##### Records shown #####

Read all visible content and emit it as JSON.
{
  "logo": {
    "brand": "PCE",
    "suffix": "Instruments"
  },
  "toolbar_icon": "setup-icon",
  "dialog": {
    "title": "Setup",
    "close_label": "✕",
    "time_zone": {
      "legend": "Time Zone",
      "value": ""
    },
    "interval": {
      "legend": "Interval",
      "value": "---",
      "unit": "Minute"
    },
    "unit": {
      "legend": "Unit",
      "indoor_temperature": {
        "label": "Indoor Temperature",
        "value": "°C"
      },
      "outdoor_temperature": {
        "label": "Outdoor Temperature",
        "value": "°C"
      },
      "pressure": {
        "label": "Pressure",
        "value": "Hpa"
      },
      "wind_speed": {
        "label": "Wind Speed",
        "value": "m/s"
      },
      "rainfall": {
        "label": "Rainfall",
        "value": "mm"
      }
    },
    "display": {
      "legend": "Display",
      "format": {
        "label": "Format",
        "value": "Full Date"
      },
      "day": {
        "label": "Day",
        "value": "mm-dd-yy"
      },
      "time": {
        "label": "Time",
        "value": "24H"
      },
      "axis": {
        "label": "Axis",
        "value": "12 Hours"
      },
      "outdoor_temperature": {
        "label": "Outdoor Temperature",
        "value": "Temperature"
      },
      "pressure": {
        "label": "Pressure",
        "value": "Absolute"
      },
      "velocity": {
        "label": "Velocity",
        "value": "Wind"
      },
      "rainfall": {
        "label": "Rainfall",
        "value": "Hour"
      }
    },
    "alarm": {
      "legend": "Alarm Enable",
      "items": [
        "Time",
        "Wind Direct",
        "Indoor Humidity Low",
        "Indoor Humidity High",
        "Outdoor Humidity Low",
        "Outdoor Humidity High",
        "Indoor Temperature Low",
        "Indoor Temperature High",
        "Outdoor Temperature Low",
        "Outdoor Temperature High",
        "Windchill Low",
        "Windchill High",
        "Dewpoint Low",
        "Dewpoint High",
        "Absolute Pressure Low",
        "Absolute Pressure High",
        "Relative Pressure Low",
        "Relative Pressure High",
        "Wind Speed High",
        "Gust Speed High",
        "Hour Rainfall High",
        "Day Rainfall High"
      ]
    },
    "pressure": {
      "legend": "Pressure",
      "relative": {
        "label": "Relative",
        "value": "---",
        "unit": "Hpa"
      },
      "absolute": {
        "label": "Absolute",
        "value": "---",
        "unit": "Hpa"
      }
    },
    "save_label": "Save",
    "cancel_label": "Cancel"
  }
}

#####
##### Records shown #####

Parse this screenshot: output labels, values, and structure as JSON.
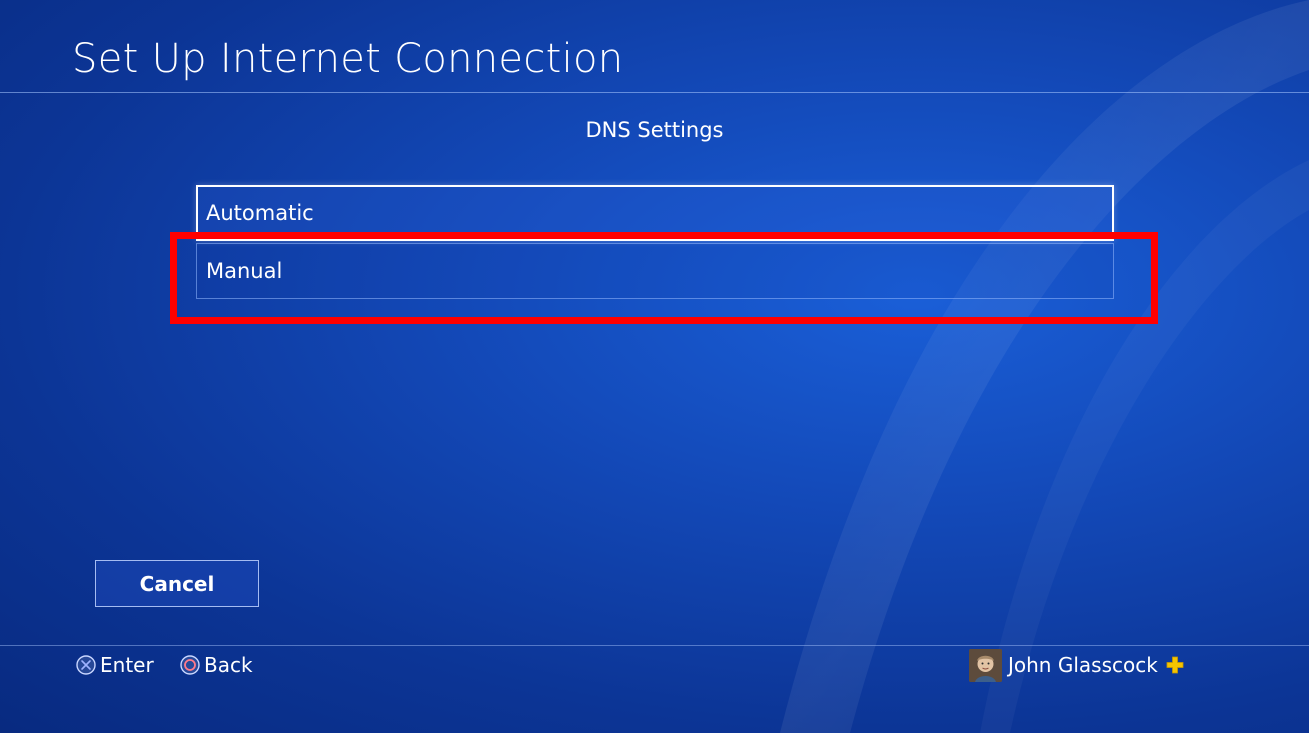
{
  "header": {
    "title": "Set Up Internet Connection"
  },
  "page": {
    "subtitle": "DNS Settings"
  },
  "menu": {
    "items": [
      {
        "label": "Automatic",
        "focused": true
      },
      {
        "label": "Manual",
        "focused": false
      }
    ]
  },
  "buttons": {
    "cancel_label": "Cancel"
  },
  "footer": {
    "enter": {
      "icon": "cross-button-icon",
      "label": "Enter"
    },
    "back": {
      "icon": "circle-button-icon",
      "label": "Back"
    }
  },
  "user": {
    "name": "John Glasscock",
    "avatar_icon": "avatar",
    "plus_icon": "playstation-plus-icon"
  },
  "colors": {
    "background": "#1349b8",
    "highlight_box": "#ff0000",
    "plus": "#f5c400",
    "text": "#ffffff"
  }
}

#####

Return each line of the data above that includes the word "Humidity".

**Solution to this problem:**
        "Indoor Humidity Low",
        "Indoor Humidity High",
        "Outdoor Humidity Low",
        "Outdoor Humidity High",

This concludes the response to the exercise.